Do you know where your high school yearbook is? Do you remember who signed it? Do you remember what your classmates and “friends” wrote to you?
Maybe your yearbook is currently on your bookshelf; maybe it’s tucked away in a trunk; or maybe you or your parents threw it out or lost it a long time ago, without much care or concern.
There are a lot of parallels between our Blabbb world, especially Facebook, and our high school yearbooks.
Its seems like there are two kinds of people in this world: Yearbookers & non-Yearbookers. Yearbookers are super nostalgic, saving every memento; non-Yearbookers are not nearly as sentimental and clearly do not put any stock into nicknacks. Yearbookers, on the one hand, actually saved their yearbooks, remembering exactly what everyone said and wrote, having reviewed the yearbook over and over, when their yearbooks were new and fresh and prompting constant review; on the other hand, non-Yearbookers hardly had anyone sign their yearbooks, and they tossed theirs aside and never really looked back at them.
This contrast is now amplified in our lives with the overwhelming presence of Facebook. Obviously, Yearbookers are obsessed with FB, logging on all the time, staying up to date, maybe even “checking in,” posting photos and clicking “Like” a lot; while non-Yearbookers do not engage in much daily Facebook use. Interestingly, FB has grown so prevalent that even non-Yearbookers have FB accounts; they just don’t seem to use them that much or with great frequency.
Take this a step further, and we can see some clear cut parallels towards are personalities. Yearbookers are more likely to save things, be that ticket stubs, photos, mementos, nicknacks with personal meanings and postcards from friends and family; while non-Yearbookers find most of that stuff to be clutter. Heck, there’s probably a parallel we can make about Yearbookers and non-Yearbookers with organized and disorganized collections of digital music and photos.
Our differences are obvious. The interesting factor is that the Yearbookers seem to be so invested in the Facebook world. Yet FB lacks the permanency that Yearbookers appreciate so much. Why then do Yearbookers communicate today in a non-permanent manner? Sure, it’s nice to communicate at a rapidly fast pace and to share things across the globe with great ease. That said, what happens when a Yearbooker is sitting around at night and recalls a memory of what a special someone wrote on his/her FB wall back in February 2009? How many times can you (and Facebook, for that matter) click the “Older Posts” link at the bottom of your wall to get back to that era in your FB life. Sure, old links or postings are “there” somewhere, but they’re extremely difficult to find. Why are Yearbookers addicted to such impermanent communication? When we started developing this Yearbook Effect theory, we originally were ready to jest that sentimental Yearbookers should start printing out screenshots of their favorite posts from significant special people in their lives so they could physically retain the memory/moment.
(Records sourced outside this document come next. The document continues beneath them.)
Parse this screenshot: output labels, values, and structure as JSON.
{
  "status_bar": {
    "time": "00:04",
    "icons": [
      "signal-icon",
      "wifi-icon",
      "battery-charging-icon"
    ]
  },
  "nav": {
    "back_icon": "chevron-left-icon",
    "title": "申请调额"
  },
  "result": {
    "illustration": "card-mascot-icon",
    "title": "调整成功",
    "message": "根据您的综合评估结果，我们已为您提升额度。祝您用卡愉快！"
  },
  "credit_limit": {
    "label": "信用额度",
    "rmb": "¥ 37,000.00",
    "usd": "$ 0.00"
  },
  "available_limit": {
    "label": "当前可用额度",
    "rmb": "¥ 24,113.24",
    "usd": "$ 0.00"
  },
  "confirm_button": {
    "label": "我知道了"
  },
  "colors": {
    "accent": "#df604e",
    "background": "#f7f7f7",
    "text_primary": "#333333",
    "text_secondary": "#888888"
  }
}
Not anymore …
Now, with the introduction of Facebook’s Timeline, we can easily get very nostalgic. We can easily jump back to look over times in our lives from years ago. In a way, FB has become a virtual shoebox, and, as we said, Yearbookers love shoeboxes filled with mementos from times past. That said, we don’t usually leave our personal shoeboxes out on our coffee tables for others to look through. Yet, the Timeline does just that. It allows new friends to check out our old lives. Sure, you can go back and review every single post from the last four-plus years and edit each one for custom privacy issues, but who is really going to want to go back and do all that?
Since its invention, unless you really wanted to waste serious time, the past postings on your Facebook Walls were quite simply that: in the past, distant memories, long gone and, for all intensive purposes, unretainable. We initially thought this was a sad flaw about Facebook, that communications, from birthday wishes to inside jokes, became abstract, virtual dust, never to reappear. At least, though, we got used to it. Now, with one might flick of a mighty Facebook “switch,” Mark Zuckerberg and his FB team are opening up our entire pasts to those who, quite frankly, we might not want to grant such access.
So, whether you’re a Yearbooker or a non-Yearbooker, assuming you’re on Facebook, get ready to have your “virtual Yearbook” placed on your virtual coffee table, whether you “like” it or not. Facebook’s Timeline is coming your way, and, yes, you might have some editing to do (or some conversations that you might want to sit down for) …
Blabbbers, what do “you” (not “u”) think about Facebook’s Timeline and the Yearbook Effect? 😉